Letters have been send by Maseu and the two organisations to the Prime Minister asking him to intervene.
“We are waiting for the response. As it is, some of the staff are demoralised and the issue here is there is no clarity on almost everything surrounding the staff. We have requested information several times but we are kept in the dark,’’ he says.
The real concern is the job cut numbers and the severance package quantum, that has not been made know till now, though the anticipation is termination letters will be out by month end. Under the 12-point plan, Khazanah will invest up to RM6bil on a staggered and conditional basis over three years. To take MAS private it will spent RM1.38bil, and another RM1.6bil will be spent on restructuring and retrenchment, while RM3bil will be injected progressively into the newco.
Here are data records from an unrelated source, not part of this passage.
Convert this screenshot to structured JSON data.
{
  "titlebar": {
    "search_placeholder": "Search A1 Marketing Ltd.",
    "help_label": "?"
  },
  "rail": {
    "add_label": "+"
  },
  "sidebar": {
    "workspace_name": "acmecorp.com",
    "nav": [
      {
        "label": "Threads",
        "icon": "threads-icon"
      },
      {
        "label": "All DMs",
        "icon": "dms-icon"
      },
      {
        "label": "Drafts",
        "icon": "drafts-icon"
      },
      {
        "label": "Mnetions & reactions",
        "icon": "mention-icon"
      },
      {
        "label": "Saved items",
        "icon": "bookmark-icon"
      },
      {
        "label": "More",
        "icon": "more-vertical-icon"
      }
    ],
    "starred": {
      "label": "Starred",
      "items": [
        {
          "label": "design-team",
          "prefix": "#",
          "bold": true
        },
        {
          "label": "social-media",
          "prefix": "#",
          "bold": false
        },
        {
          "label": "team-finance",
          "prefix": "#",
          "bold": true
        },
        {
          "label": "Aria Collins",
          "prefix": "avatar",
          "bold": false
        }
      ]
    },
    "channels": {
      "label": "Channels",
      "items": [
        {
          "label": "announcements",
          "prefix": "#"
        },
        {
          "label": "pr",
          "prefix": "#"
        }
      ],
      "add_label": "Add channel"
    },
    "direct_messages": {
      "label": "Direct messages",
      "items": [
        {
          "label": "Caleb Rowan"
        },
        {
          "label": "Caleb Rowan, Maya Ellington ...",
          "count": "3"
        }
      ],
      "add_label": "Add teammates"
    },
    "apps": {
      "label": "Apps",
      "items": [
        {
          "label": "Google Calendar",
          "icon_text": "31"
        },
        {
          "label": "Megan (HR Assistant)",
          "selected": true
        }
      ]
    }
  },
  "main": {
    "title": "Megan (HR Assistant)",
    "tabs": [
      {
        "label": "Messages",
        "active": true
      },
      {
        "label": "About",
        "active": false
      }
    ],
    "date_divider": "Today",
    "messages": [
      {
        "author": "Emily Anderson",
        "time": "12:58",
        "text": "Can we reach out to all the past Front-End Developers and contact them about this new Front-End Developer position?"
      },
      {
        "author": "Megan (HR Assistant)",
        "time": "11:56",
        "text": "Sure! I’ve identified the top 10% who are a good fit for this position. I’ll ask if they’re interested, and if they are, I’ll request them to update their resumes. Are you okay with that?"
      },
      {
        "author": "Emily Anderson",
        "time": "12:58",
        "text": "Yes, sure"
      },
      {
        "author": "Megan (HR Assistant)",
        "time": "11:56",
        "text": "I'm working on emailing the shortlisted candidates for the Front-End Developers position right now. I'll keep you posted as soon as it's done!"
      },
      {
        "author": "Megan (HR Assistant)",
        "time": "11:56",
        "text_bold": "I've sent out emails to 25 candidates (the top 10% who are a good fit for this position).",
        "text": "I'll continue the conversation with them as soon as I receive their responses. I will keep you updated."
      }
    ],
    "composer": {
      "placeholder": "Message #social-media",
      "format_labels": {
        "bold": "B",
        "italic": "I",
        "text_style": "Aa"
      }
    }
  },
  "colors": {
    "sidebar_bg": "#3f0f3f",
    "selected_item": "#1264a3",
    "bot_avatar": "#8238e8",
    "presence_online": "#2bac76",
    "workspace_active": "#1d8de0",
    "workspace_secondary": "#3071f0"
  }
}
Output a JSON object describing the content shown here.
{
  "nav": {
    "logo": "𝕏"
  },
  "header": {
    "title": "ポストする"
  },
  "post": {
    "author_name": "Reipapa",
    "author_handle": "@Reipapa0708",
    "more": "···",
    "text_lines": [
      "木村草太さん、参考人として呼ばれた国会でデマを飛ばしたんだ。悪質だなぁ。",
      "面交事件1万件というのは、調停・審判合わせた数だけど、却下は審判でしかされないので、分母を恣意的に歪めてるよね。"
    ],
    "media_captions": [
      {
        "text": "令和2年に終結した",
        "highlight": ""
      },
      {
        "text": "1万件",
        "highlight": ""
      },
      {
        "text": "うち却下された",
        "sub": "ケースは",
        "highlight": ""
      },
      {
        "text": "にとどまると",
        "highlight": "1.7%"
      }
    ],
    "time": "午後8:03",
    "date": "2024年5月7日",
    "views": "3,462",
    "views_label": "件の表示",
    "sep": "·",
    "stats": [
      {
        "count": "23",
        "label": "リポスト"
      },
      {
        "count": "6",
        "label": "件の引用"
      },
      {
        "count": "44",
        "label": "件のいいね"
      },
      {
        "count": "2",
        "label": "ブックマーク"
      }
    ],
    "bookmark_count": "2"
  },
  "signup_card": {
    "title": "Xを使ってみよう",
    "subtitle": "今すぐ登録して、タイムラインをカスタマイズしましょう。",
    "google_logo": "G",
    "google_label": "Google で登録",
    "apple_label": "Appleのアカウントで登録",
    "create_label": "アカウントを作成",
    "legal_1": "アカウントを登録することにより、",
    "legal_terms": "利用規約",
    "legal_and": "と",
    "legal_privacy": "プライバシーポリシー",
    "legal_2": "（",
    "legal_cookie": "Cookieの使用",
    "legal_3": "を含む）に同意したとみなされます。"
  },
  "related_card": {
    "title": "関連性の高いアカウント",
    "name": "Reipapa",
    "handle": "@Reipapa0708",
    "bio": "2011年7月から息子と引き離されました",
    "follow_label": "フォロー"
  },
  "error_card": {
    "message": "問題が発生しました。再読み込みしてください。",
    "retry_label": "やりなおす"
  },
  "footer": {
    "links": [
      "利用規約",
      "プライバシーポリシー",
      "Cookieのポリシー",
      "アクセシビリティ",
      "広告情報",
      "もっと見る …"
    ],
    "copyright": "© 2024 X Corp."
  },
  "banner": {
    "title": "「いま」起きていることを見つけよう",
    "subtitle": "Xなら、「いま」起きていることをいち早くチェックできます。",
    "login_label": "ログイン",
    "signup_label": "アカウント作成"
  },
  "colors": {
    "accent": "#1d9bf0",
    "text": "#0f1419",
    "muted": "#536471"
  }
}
“There are questions as to just how much of the RM1.6bil will go towards staff retrenchment benefits as opposed to being spent as restructuring cost,’’ asked an aviation executive.
Last Friday in a townhall session ahead of Mueller’s arrival, over 200 executives were told that there will be a base payout with a fixed number of months salary for those axed, but the quantum has not been decided. For those joining the newco, they will still get a base payout and a sign-on retention bonus, which could be paid later in the year.
Staff who leave and reject the newco offer will only get the base payout. The payments will be made seven days after June 30.